Excerpted data:

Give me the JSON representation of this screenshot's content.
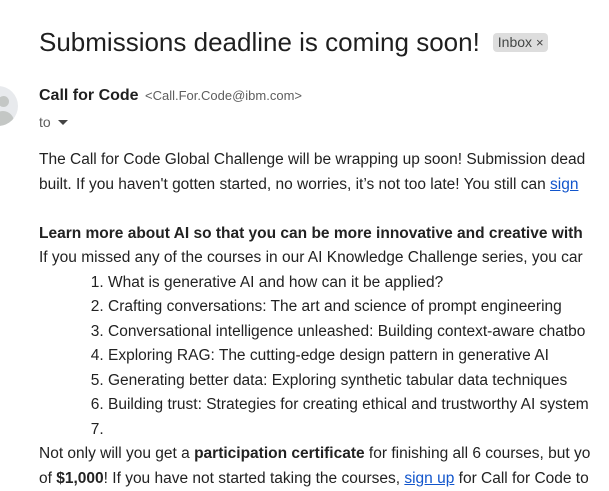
{
  "email": {
    "subject": "Submissions deadline is coming soon!",
    "label": "Inbox",
    "label_remove": "×",
    "sender_name": "Call for Code",
    "sender_email": "<Call.For.Code@ibm.com>",
    "to_label": "to"
  },
  "body": {
    "p1_line1": "The Call for Code Global Challenge will be wrapping up soon! Submission dead",
    "p1_line2_text": "built. If you haven't gotten started, no worries, it’s not too late! You still can ",
    "p1_link": "sign",
    "heading": "Learn more about AI so that you can be more innovative and creative with",
    "intro": "If you missed any of the courses in our AI Knowledge Challenge series, you car",
    "courses": [
      "What is generative AI and how can it be applied?",
      "Crafting conversations: The art and science of prompt engineering",
      "Conversational intelligence unleashed: Building context-aware chatbo",
      "Exploring RAG: The cutting-edge design pattern in generative AI",
      "Generating better data: Exploring synthetic tabular data techniques",
      "Building trust: Strategies for creating ethical and trustworthy AI system",
      ""
    ],
    "p3_line1_pre": "Not only will you get a ",
    "p3_line1_bold": "participation certificate",
    "p3_line1_post": " for finishing all 6 courses, but yo",
    "p3_line2_pre": "of ",
    "p3_line2_bold": "$1,000",
    "p3_line2_mid": "! If you have not started taking the courses, ",
    "p3_line2_link": "sign up",
    "p3_line2_post": " for Call for Code to"
  },
  "colors": {
    "link": "#1155cc",
    "label_chip_bg": "#dddddd"
  }
}
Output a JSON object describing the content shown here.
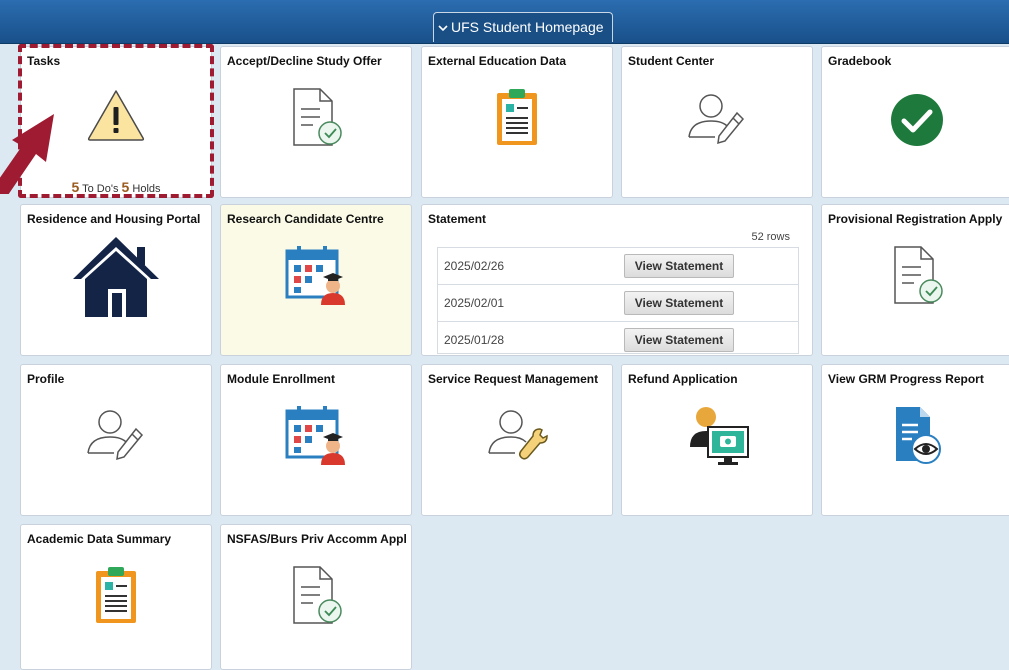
{
  "header": {
    "title": "UFS Student Homepage"
  },
  "tiles": {
    "tasks": {
      "title": "Tasks",
      "todo_count": "5",
      "todo_label": "To Do's",
      "holds_count": "5",
      "holds_label": "Holds"
    },
    "accept_decline": {
      "title": "Accept/Decline Study Offer"
    },
    "external_education": {
      "title": "External Education Data"
    },
    "student_center": {
      "title": "Student Center"
    },
    "gradebook": {
      "title": "Gradebook"
    },
    "residence": {
      "title": "Residence and Housing Portal"
    },
    "research": {
      "title": "Research Candidate Centre"
    },
    "statement": {
      "title": "Statement",
      "rows_label": "52 rows",
      "rows": [
        {
          "date": "2025/02/26",
          "button": "View Statement"
        },
        {
          "date": "2025/02/01",
          "button": "View Statement"
        },
        {
          "date": "2025/01/28",
          "button": "View Statement"
        }
      ]
    },
    "provisional": {
      "title": "Provisional Registration Apply"
    },
    "profile": {
      "title": "Profile"
    },
    "module_enrollment": {
      "title": "Module Enrollment"
    },
    "service_request": {
      "title": "Service Request Management"
    },
    "refund": {
      "title": "Refund Application"
    },
    "grm_report": {
      "title": "View GRM Progress Report"
    },
    "academic_summary": {
      "title": "Academic Data Summary"
    },
    "nsfas": {
      "title": "NSFAS/Burs Priv Accomm Appl"
    }
  },
  "colors": {
    "header_blue": "#1a4f86",
    "focus_red": "#9e1b32",
    "gradebook_green": "#1e7a3c",
    "orange": "#f0961e"
  },
  "icons": [
    "chevron-down-icon",
    "warning-icon",
    "document-check-icon",
    "clipboard-icon",
    "person-edit-icon",
    "checkmark-circle-icon",
    "house-icon",
    "calendar-graduate-icon",
    "person-wrench-icon",
    "refund-monitor-icon",
    "document-eye-icon",
    "annotation-arrow-icon"
  ]
}
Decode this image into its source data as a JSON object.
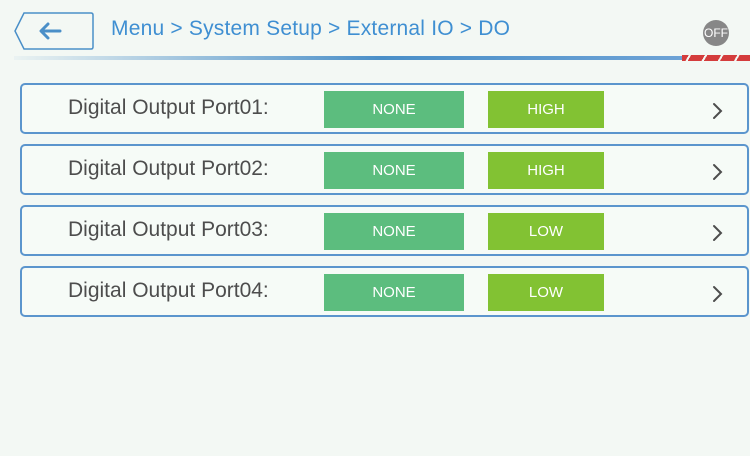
{
  "header": {
    "breadcrumb": "Menu > System Setup > External IO > DO",
    "status_badge": "OFF"
  },
  "rows": [
    {
      "label": "Digital Output Port01:",
      "source": "NONE",
      "level": "HIGH"
    },
    {
      "label": "Digital Output Port02:",
      "source": "NONE",
      "level": "HIGH"
    },
    {
      "label": "Digital Output Port03:",
      "source": "NONE",
      "level": "LOW"
    },
    {
      "label": "Digital Output Port04:",
      "source": "NONE",
      "level": "LOW"
    }
  ],
  "colors": {
    "accent": "#3f8fd2",
    "source_button": "#5cbd7e",
    "level_button": "#82c233",
    "row_border": "#5b95cd"
  },
  "icons": {
    "back": "left-arrow-icon",
    "row_next": "chevron-right-icon"
  }
}
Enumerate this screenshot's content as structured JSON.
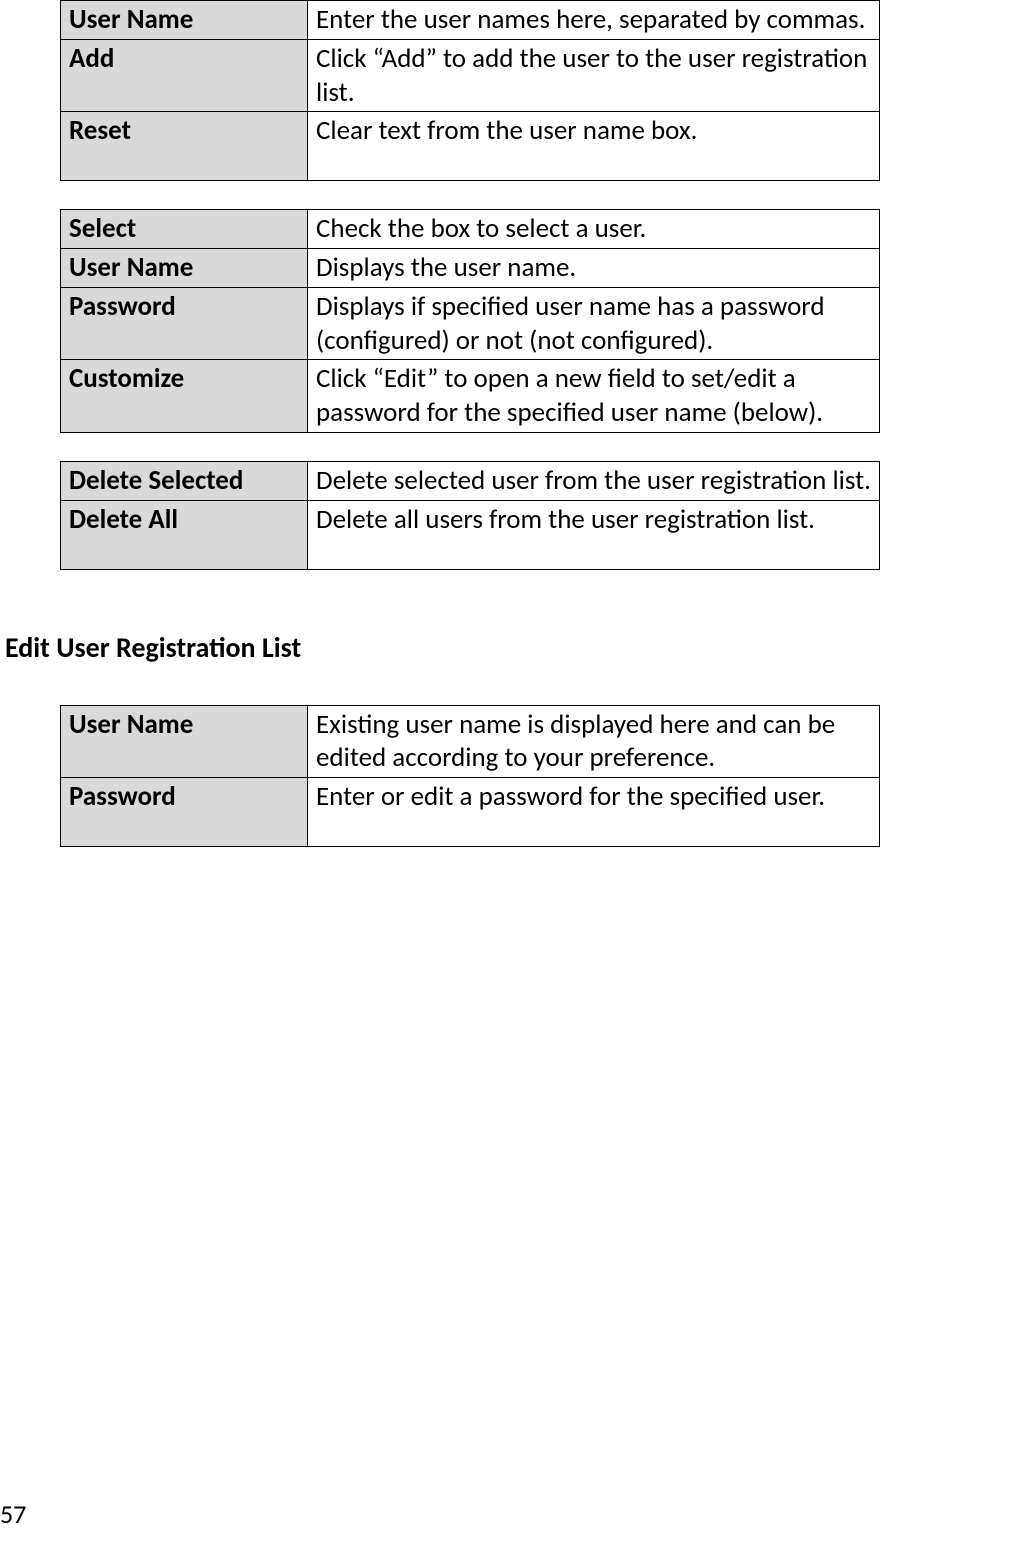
{
  "table1": {
    "rows": [
      {
        "term": "User Name",
        "desc": "Enter the user names here, separated by commas."
      },
      {
        "term": "Add",
        "desc": "Click “Add” to add the user to the user registration list."
      },
      {
        "term": "Reset",
        "desc": "Clear text from the user name box."
      }
    ]
  },
  "table2": {
    "rows": [
      {
        "term": "Select",
        "desc": "Check the box to select a user."
      },
      {
        "term": "User Name",
        "desc": "Displays the user name."
      },
      {
        "term": "Password",
        "desc": "Displays if specified user name has a password (configured) or not (not configured)."
      },
      {
        "term": "Customize",
        "desc": "Click “Edit” to open a new field to set/edit a password for the specified user name (below)."
      }
    ]
  },
  "table3": {
    "rows": [
      {
        "term": "Delete Selected",
        "desc": "Delete selected user from the user registration list."
      },
      {
        "term": "Delete All",
        "desc": "Delete all users from the user registration list."
      }
    ]
  },
  "section_heading": "Edit User Registration List",
  "table4": {
    "rows": [
      {
        "term": "User Name",
        "desc": "Existing user name is displayed here and can be edited according to your preference."
      },
      {
        "term": "Password",
        "desc": "Enter or edit a password for the specified user."
      }
    ]
  },
  "page_number": "57"
}
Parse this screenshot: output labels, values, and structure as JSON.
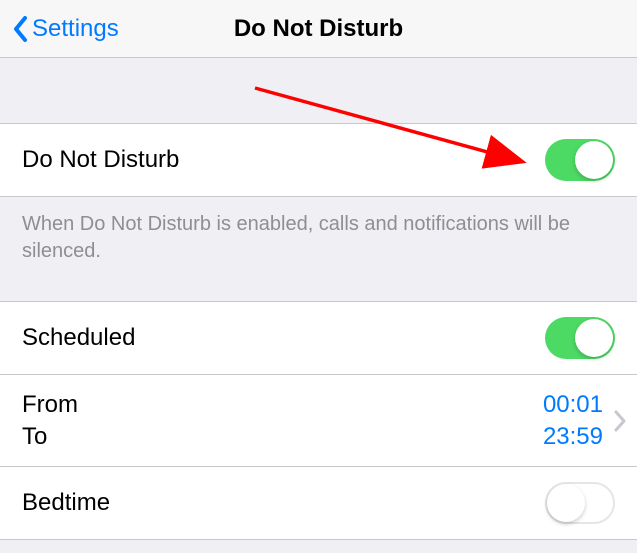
{
  "nav": {
    "back_label": "Settings",
    "title": "Do Not Disturb"
  },
  "dnd": {
    "label": "Do Not Disturb",
    "enabled": true,
    "footer": "When Do Not Disturb is enabled, calls and notifications will be silenced."
  },
  "scheduled": {
    "label": "Scheduled",
    "enabled": true,
    "from_label": "From",
    "to_label": "To",
    "from_value": "00:01",
    "to_value": "23:59"
  },
  "bedtime": {
    "label": "Bedtime",
    "enabled": false
  },
  "colors": {
    "link": "#007aff",
    "toggle_on": "#4cd964",
    "arrow": "#ff0000"
  }
}
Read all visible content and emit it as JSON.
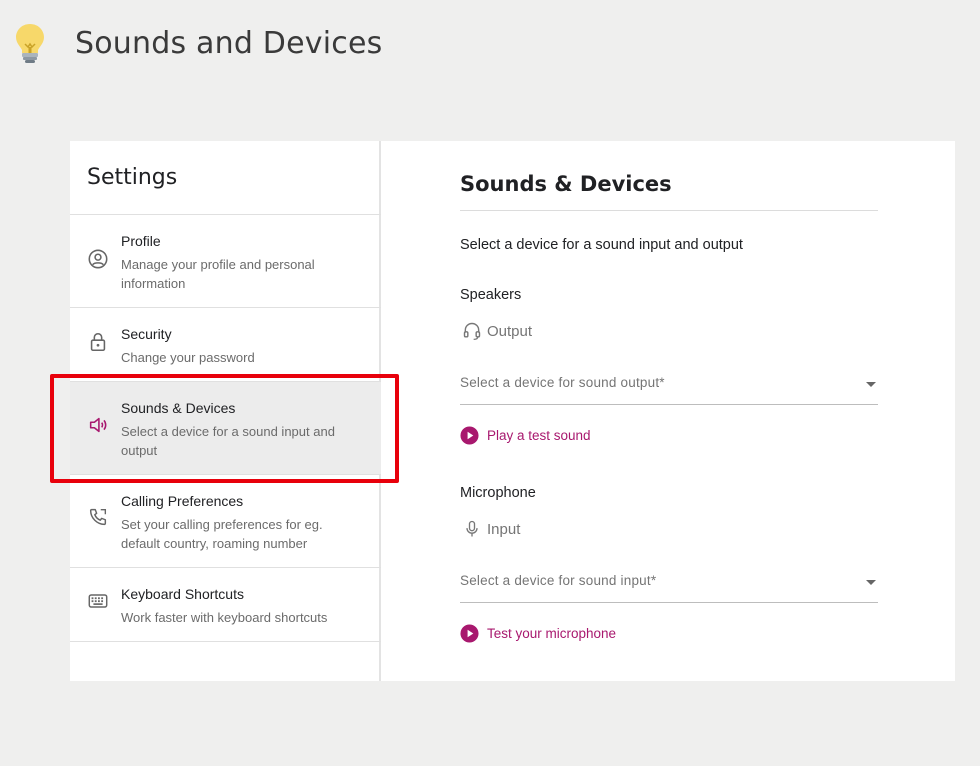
{
  "page": {
    "title": "Sounds and Devices"
  },
  "sidebar": {
    "title": "Settings",
    "items": [
      {
        "label": "Profile",
        "description": "Manage your profile and personal information",
        "icon": "profile-icon"
      },
      {
        "label": "Security",
        "description": "Change your password",
        "icon": "lock-icon"
      },
      {
        "label": "Sounds & Devices",
        "description": "Select a device for a sound input and output",
        "icon": "speaker-icon",
        "active": true
      },
      {
        "label": "Calling Preferences",
        "description": "Set your calling preferences for eg. default country, roaming number",
        "icon": "phone-icon"
      },
      {
        "label": "Keyboard Shortcuts",
        "description": "Work faster with keyboard shortcuts",
        "icon": "keyboard-icon"
      }
    ]
  },
  "content": {
    "title": "Sounds & Devices",
    "subtitle": "Select a device for a sound input and output",
    "speakers": {
      "title": "Speakers",
      "type_label": "Output",
      "select_placeholder": "Select a device for sound output*",
      "action_label": "Play a test sound"
    },
    "microphone": {
      "title": "Microphone",
      "type_label": "Input",
      "select_placeholder": "Select a device for sound input*",
      "action_label": "Test your microphone"
    }
  },
  "colors": {
    "accent": "#a8186e",
    "highlight": "#e8000b",
    "background": "#efefee"
  }
}
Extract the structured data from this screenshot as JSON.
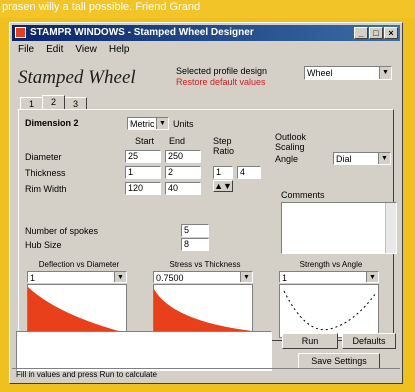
{
  "page_top_text": "prasen willy a tall possible. Friend Grand",
  "window": {
    "title": "STAMPR WINDOWS - Stamped Wheel Designer",
    "title_buttons": [
      "_",
      "□",
      "×"
    ]
  },
  "menu": [
    "File",
    "Edit",
    "View",
    "Help"
  ],
  "header": {
    "big_title": "Stamped Wheel",
    "path_label": "Selected profile design",
    "path_sub": "Restore default values",
    "profile_combo": "Wheel"
  },
  "tabs": [
    "1",
    "2",
    "3"
  ],
  "form": {
    "dimension_label": "Dimension 2",
    "mode_combo": "Metric",
    "mode_suffix": "Units",
    "col_from": "Start",
    "col_to": "End",
    "col_step": "Step",
    "col_step2": "Ratio",
    "rows": [
      {
        "label": "Diameter",
        "from": "25",
        "to": "250"
      },
      {
        "label": "Thickness",
        "from": "1",
        "to": "2"
      },
      {
        "label": "Rim Width",
        "from": "120",
        "to": "40"
      }
    ],
    "steps": [
      "1",
      "4"
    ],
    "outlook_label": "Outlook",
    "outlook_sub": "Scaling",
    "outlook_sub2": "Angle",
    "outlook_combo": "Dial",
    "comments_label": "Comments",
    "spokes_label": "Number of spokes",
    "spokes_value": "5",
    "hub_label": "Hub Size",
    "hub_value": "8"
  },
  "charts": [
    {
      "title": "Deflection vs Diameter",
      "combo": "1",
      "fill": "#e8401a"
    },
    {
      "title": "Stress vs Thickness",
      "combo": "0.7500",
      "fill": "#e8401a"
    },
    {
      "title": "Strength vs Angle",
      "combo": "1",
      "fill": "#ffffff"
    }
  ],
  "buttons": {
    "run": "Run",
    "defaults": "Defaults",
    "save": "Save Settings"
  },
  "status": "Fill in values and press Run to calculate"
}
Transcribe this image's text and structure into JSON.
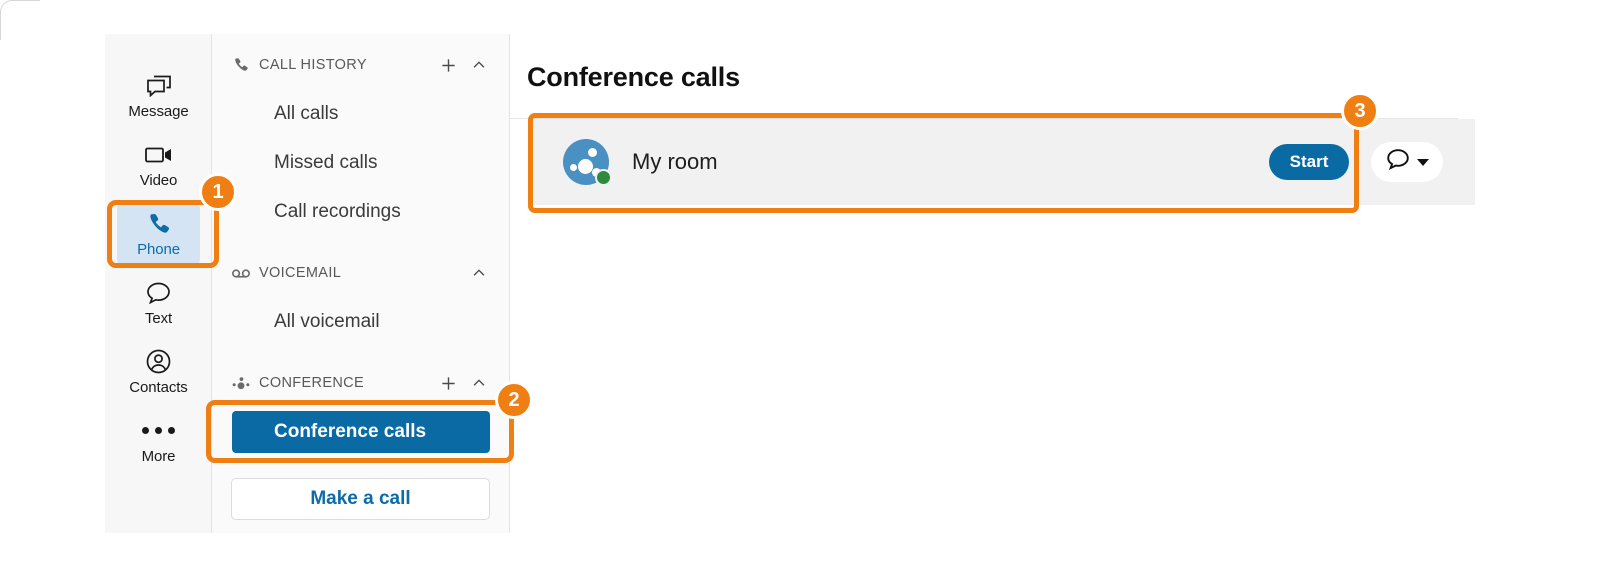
{
  "rail": {
    "items": [
      {
        "label": "Message",
        "icon": "message-icon",
        "active": false
      },
      {
        "label": "Video",
        "icon": "video-icon",
        "active": false
      },
      {
        "label": "Phone",
        "icon": "phone-icon",
        "active": true
      },
      {
        "label": "Text",
        "icon": "text-icon",
        "active": false
      },
      {
        "label": "Contacts",
        "icon": "contacts-icon",
        "active": false
      },
      {
        "label": "More",
        "icon": "more-icon",
        "active": false
      }
    ]
  },
  "nav": {
    "sections": [
      {
        "title": "CALL HISTORY",
        "icon": "phone-handset-icon",
        "add_button": "+",
        "collapse_button": "chevron-up-icon",
        "items": [
          {
            "label": "All calls",
            "selected": false
          },
          {
            "label": "Missed calls",
            "selected": false
          },
          {
            "label": "Call recordings",
            "selected": false
          }
        ]
      },
      {
        "title": "VOICEMAIL",
        "icon": "voicemail-icon",
        "add_button": "",
        "collapse_button": "chevron-up-icon",
        "items": [
          {
            "label": "All voicemail",
            "selected": false
          }
        ]
      },
      {
        "title": "CONFERENCE",
        "icon": "conference-icon",
        "add_button": "+",
        "collapse_button": "chevron-up-icon",
        "items": [
          {
            "label": "Conference calls",
            "selected": true
          }
        ]
      }
    ],
    "make_call_label": "Make a call"
  },
  "main": {
    "title": "Conference calls",
    "rooms": [
      {
        "name": "My room",
        "avatar_icon": "conference-room-avatar",
        "presence": "available",
        "start_label": "Start",
        "chat_icon": "chat-bubble-icon",
        "chat_caret": "caret-down-icon"
      }
    ]
  },
  "annotations": {
    "badges": [
      {
        "number": "1",
        "target": "phone-rail-item"
      },
      {
        "number": "2",
        "target": "conference-calls-nav-item"
      },
      {
        "number": "3",
        "target": "my-room-row"
      }
    ],
    "highlight_color": "#f07f13"
  }
}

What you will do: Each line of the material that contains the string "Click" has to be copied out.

Output:
        "desc": "Click “Add” to add the user to the user registration list."
        "desc": "Click “Edit” to open a new field to set/edit a password for the specified user name (below)."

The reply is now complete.